-------- Entries supplied

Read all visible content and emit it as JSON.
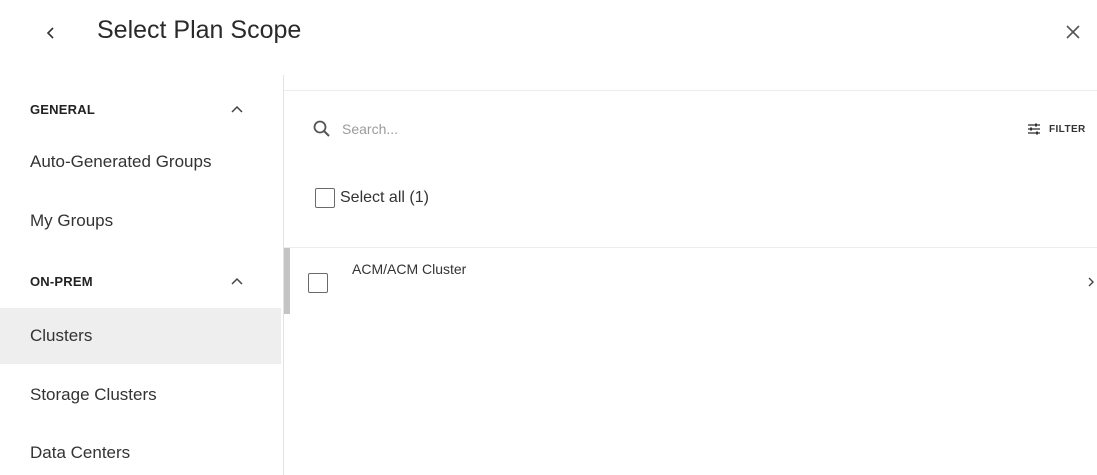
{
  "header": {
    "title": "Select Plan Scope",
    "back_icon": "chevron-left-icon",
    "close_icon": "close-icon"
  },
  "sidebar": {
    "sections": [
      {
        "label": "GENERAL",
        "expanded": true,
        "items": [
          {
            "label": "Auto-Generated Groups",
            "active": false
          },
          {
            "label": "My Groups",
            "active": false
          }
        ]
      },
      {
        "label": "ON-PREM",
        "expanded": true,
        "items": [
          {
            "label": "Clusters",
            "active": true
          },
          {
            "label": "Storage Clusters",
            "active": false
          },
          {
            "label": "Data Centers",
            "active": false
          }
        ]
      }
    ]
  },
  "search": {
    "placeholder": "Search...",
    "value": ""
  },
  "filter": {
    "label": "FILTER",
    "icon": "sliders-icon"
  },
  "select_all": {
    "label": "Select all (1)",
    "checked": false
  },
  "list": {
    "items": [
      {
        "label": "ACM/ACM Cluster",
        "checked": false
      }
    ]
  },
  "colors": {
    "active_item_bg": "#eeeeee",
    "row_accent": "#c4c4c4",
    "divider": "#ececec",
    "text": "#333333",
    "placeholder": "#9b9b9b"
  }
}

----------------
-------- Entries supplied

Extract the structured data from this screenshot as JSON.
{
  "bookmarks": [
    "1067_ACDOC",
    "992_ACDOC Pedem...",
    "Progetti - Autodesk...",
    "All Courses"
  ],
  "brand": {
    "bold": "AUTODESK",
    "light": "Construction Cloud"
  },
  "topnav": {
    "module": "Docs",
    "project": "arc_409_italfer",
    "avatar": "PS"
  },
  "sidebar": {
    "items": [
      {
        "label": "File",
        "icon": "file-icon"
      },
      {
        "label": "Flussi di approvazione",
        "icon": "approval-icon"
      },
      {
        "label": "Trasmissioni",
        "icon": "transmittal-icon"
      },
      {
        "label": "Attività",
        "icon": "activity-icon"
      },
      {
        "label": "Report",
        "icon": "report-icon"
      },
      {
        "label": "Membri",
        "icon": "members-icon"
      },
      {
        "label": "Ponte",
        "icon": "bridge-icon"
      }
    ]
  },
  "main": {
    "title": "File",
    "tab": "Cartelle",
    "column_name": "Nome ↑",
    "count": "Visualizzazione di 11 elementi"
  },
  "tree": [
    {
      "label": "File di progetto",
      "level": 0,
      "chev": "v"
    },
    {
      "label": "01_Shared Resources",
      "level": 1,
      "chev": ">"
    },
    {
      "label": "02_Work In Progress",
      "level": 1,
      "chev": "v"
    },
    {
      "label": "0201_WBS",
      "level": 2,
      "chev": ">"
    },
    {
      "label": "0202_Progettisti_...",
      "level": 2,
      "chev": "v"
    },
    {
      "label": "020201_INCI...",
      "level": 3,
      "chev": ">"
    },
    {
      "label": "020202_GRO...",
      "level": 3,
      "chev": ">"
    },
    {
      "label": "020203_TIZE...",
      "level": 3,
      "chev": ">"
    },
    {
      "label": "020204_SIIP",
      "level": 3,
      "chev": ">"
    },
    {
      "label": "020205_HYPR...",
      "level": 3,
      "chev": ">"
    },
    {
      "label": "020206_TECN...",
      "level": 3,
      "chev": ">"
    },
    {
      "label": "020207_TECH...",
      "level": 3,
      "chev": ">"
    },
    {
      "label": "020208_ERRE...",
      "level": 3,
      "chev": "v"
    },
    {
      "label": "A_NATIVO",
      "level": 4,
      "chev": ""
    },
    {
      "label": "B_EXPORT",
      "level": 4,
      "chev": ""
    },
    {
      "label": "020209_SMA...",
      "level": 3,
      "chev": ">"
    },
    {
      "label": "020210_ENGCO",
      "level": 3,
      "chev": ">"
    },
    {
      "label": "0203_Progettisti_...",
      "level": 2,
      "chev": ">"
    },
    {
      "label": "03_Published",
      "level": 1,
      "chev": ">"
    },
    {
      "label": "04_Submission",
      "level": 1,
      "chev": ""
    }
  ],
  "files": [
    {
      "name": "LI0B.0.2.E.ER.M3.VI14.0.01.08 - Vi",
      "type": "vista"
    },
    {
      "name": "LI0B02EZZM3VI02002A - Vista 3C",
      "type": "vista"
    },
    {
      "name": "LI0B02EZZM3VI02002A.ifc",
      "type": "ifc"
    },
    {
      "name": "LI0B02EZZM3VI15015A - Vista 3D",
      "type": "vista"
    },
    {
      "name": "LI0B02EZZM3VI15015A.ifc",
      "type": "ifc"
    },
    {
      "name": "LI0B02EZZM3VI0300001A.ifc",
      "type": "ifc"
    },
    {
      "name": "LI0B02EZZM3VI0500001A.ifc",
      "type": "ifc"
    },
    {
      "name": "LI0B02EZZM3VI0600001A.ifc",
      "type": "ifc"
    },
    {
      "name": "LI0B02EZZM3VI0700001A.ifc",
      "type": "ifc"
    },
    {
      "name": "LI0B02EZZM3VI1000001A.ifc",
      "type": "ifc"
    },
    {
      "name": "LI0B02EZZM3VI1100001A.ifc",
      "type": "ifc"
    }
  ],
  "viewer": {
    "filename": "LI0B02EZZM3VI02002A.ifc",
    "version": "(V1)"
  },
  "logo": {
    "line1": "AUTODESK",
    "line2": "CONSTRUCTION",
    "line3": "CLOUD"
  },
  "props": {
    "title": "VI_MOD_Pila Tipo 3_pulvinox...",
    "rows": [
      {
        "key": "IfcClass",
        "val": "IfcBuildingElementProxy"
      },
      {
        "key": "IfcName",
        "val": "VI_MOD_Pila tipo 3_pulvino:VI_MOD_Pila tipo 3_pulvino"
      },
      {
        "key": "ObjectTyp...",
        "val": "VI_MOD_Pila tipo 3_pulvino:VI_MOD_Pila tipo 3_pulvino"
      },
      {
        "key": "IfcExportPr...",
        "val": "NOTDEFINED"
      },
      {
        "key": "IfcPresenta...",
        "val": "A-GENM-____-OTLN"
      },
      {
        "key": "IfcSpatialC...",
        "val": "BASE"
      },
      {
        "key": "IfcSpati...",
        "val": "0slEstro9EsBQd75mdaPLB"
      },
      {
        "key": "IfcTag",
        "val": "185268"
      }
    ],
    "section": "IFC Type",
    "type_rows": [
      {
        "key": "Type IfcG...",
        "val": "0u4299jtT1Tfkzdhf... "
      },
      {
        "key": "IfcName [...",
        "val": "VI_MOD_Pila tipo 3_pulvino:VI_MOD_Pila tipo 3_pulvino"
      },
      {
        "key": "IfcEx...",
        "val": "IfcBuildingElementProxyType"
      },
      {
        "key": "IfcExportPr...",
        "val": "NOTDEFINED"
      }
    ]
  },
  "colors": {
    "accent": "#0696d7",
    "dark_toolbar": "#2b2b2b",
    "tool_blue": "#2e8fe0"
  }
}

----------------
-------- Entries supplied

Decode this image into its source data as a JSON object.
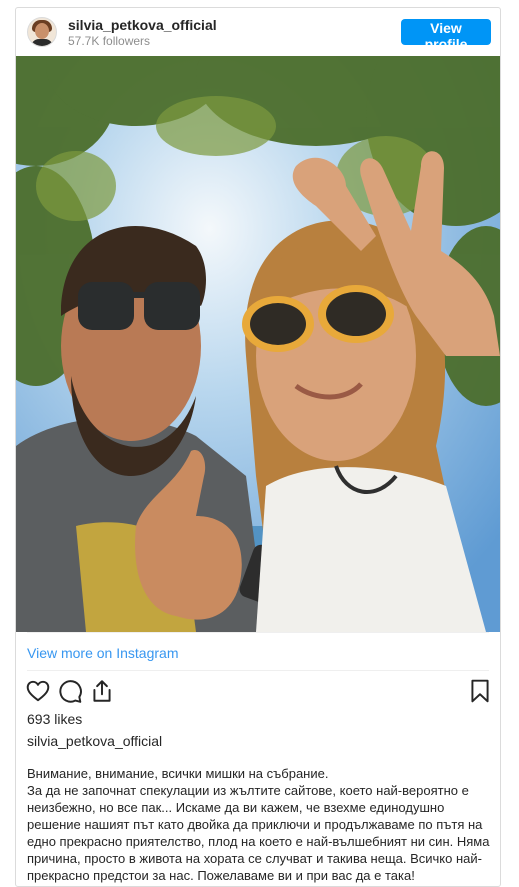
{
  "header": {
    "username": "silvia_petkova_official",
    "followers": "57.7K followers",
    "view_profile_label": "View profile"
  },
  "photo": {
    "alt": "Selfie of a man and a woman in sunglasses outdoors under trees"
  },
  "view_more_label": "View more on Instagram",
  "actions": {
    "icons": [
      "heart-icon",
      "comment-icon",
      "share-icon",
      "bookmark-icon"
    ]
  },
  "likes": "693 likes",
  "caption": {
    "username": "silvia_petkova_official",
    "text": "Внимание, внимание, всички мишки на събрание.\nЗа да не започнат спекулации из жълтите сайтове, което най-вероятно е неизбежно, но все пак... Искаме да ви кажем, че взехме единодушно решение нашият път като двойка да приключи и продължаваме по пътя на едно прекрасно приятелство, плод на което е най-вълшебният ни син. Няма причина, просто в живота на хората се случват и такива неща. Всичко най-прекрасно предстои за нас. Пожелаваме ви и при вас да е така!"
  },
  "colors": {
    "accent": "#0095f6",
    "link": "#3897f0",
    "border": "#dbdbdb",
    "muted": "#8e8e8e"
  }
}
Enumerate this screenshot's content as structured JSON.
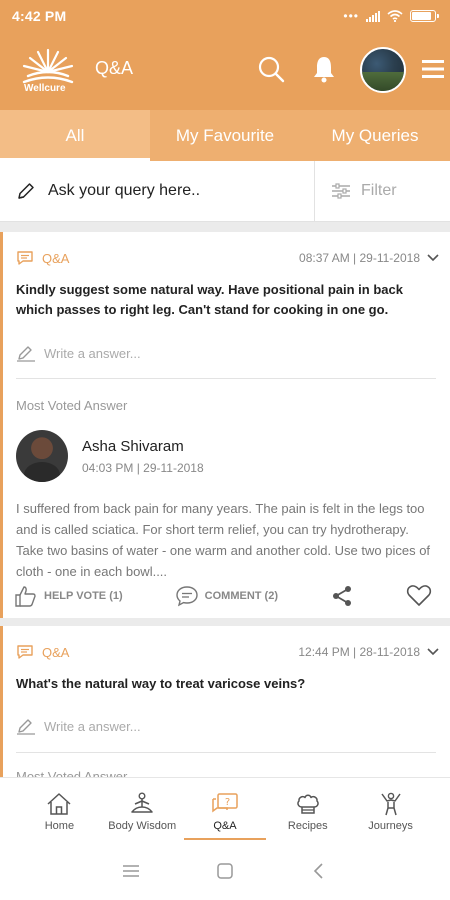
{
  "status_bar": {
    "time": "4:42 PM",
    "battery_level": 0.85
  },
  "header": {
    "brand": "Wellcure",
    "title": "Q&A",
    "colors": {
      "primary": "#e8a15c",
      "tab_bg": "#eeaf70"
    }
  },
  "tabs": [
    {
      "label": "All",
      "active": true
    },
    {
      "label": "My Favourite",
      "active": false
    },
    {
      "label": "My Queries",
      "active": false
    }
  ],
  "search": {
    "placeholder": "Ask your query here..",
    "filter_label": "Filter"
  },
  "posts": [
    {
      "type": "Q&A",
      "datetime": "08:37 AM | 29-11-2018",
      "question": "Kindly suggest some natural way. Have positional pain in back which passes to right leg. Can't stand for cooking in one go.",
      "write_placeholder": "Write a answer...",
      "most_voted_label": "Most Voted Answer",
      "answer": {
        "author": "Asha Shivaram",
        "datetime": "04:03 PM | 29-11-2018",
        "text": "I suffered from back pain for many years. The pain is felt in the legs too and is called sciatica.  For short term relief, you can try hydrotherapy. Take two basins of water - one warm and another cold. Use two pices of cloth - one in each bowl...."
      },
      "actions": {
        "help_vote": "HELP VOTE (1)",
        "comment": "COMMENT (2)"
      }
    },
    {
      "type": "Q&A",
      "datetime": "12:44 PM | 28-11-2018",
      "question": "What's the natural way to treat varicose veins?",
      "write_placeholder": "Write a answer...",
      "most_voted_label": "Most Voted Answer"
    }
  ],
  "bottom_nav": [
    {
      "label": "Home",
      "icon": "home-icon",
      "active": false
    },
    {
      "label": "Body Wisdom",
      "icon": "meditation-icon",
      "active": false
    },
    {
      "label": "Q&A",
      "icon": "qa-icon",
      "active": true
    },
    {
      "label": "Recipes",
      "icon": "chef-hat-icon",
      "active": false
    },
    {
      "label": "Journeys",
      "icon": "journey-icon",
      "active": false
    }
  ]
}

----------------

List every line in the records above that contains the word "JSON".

*Your response*.
Read all visible content and emit it as JSON.
Extract the structured data from this screenshot as JSON.
Decode this image into its source data as a JSON object.
Enumerate this screenshot's content as structured JSON.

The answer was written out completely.